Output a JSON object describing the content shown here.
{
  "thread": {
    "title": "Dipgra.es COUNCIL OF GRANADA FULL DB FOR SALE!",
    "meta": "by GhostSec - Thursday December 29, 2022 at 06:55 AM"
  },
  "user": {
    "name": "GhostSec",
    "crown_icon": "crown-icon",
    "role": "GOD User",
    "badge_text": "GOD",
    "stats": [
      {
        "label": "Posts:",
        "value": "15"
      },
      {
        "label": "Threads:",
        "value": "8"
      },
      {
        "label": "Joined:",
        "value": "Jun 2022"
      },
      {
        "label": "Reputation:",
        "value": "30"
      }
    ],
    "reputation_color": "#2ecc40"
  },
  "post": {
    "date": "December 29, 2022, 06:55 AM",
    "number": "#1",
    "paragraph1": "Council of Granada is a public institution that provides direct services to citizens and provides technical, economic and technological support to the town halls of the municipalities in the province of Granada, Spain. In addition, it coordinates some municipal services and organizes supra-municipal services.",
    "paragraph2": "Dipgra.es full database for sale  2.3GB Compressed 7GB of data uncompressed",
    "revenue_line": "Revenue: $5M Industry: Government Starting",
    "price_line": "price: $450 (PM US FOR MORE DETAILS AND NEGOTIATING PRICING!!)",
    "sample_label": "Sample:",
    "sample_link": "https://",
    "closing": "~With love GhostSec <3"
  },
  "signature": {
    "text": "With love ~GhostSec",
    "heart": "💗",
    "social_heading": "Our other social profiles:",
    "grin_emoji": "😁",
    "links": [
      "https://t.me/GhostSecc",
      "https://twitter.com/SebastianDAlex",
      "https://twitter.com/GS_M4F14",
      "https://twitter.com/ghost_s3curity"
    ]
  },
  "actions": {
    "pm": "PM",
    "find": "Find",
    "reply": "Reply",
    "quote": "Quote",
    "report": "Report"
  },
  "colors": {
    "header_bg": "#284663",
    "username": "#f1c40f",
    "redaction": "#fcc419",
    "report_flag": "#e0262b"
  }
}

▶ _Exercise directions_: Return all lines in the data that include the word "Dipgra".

▶ _Result below_:
    "title": "Dipgra.es COUNCIL OF GRANADA FULL DB FOR SALE!",
    "paragraph2": "Dipgra.es full database for sale  2.3GB Compressed 7GB of data uncompressed",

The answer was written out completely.